In November, Musk said he ‘most likely’ had COVID-19 after testing both positive and negative twice

Beginning April 19, all American adults will be eligible for the vaccine under Joe Biden’s updated requirements to ramp up the rollout.

In September, Musk promised he and his children will not receive the vaccine if one becomes available to them, saying they are “ at no risk ” for the virus.

‘No, I am not at risk for COVID. Neither do my children, ”he said in an interview on the New York Times podcast To wave

This came after Musk tweeted in November that he “ most likely ” had COVID-19 after declaring that “ something extremely bogus is going on ” when he took tests and received conflicting results.

“I get completely different results from different labs, but most likely I have a moderate case of COVID,” he said.

Over the past year, Musk has no longer called fears of the virus `` stupid, '' but falsely asserted that kids are `` essentially immune '' and `` fascist '' branding lockdowns, before pledging to make fans to support states in the process. bring the outbreak under control.  In the photo Musk with partner Grimes and their son

Over the past year, Musk has no longer called fears of the virus `` stupid, '' but falsely asserted that kids are `` essentially immune '' and `` fascist '' branding lockdowns, before pledging to make fans to support states in the process. bring the outbreak under control.  In the photo Musk with partner Grimes and their son

Over the past year, Musk has no longer called fears of the virus “ stupid, ” but falsely asserted that kids are “ essentially immune ” and “ fascist ” branding lockdowns, before pledging to make fans to support states in the process. bring the outbreak under control. In the photo Musk with partner Grimes and their son

“My symptoms are those of a mild cold, which is not surprising given that a coronavirus is a form of the common cold.”
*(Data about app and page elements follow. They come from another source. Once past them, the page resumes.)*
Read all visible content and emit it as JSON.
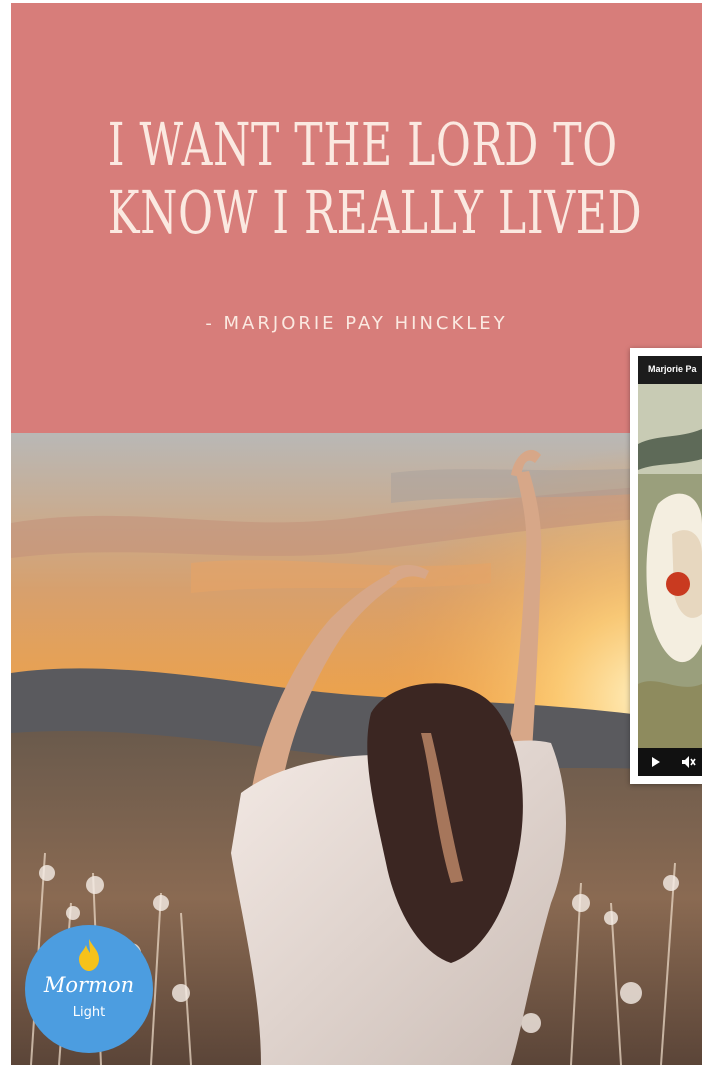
{
  "quote": {
    "line1": "I WANT THE LORD TO",
    "line2": "KNOW I REALLY LIVED",
    "attribution": "- MARJORIE PAY HINCKLEY"
  },
  "logo": {
    "name": "Mormon",
    "sub": "Light",
    "icon": "flame-icon"
  },
  "video": {
    "title": "Marjorie Pa",
    "controls": {
      "play_icon": "play-icon",
      "mute_icon": "muted-speaker-icon"
    }
  },
  "colors": {
    "banner": "#d77d7a",
    "quote_text": "#fbe9e1",
    "logo_badge": "#4c9de0",
    "logo_flame": "#f6c21a"
  }
}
Days earlier, Musk claimed to have taken four coronavirus tests in a day, two of which came back positive and two negative.

Was tested for covid four times today. Two tests came back negative, two came back positive. The same machine, the same test, the same nurse. BD fast antigen test, ‘he wrote.
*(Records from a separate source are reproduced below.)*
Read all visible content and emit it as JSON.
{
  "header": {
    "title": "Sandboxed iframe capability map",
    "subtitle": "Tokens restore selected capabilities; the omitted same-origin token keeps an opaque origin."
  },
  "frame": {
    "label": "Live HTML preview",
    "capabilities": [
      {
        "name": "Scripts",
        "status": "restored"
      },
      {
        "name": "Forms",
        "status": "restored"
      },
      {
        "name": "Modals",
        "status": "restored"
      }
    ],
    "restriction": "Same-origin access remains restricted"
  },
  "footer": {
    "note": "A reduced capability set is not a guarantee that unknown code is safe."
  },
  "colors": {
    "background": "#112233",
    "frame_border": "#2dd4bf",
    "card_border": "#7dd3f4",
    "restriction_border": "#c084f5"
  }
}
Musk has repeatedly downplayed the magnitude of the virus that has killed more than 559,000 Americans to date.

In early March last year, he fired a tweet in which he dismissed growing fears about the coronavirus outbreak as “ stupid ” as cases accumulated in the US.

“The panic surrounding the corona virus is stupid,” he wrote.
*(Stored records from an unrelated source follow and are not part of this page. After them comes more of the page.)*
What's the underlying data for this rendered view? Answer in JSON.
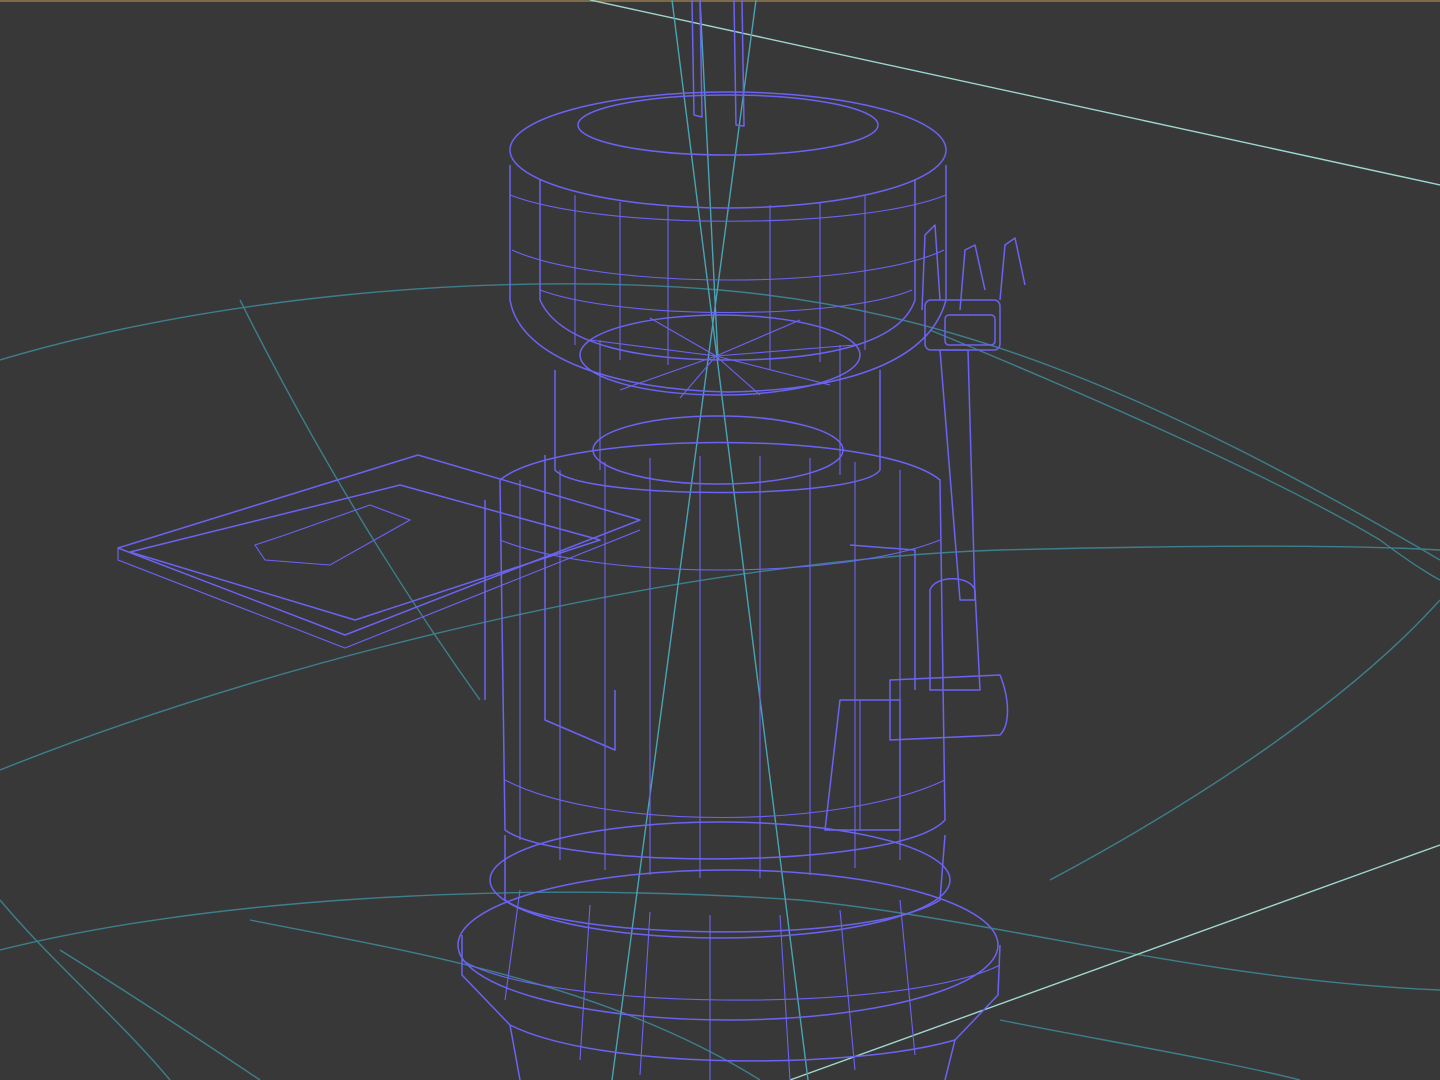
{
  "viewport": {
    "background_color": "#383838",
    "wire_color": "#6b63f2",
    "reference_color": "#4aa3b5",
    "ground_color": "#3d7f8c",
    "light_line_color": "#9fd6cf",
    "top_edge_color": "#7c6b46"
  }
}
Days later, on March 19, when home residences were introduced in much of America, he incorrectly predicted that the pandemic would be nearly over by the end of April.

Last March, he incorrectly predicted that the pandemic would be nearly over by the end of April

Last March, he incorrectly predicted that the pandemic would be nearly over by the end of April

Last March, he incorrectly predicted that the pandemic would be nearly over by the end of April

Last month, it was found that hundreds of workers at the Alameda County site (above) had contracted COVID-19 after being told to return to work.

Last month, it was found that hundreds of workers at the Alameda County site (above) had contracted COVID-19 after being told to return to work.

Last month, it was found that hundreds of workers at the Alameda County site (above) had contracted COVID-19 after being told to return to work.

“Based on current trends, probably almost zero new cases in the US by the end of April as well,” he wrote.

He then falsely told his followers that children were “essentially immune” to the virus and blamed the nationwide lockdowns as “de facto house arrest.”

However, Musk then seemed to change his mind when he delivered more than 1,000 fans to a California hospital and pledged to reopen the Tesla factory in New York to help make and distribute fans to the controversial state.

In May, he announced that he was moving Tesla’s headquarters from California to Texas due to local lockdown regulations, while defying officials and still reopening his factory.

Last month, it emerged that hundreds of workers at the Alameda County site had contracted COVID-19 after being told to return to work.

According to data obtained by, approximately 450 of the 10,000 workers at the plant contracted COVID-19 between May and December 2020 The Washington Post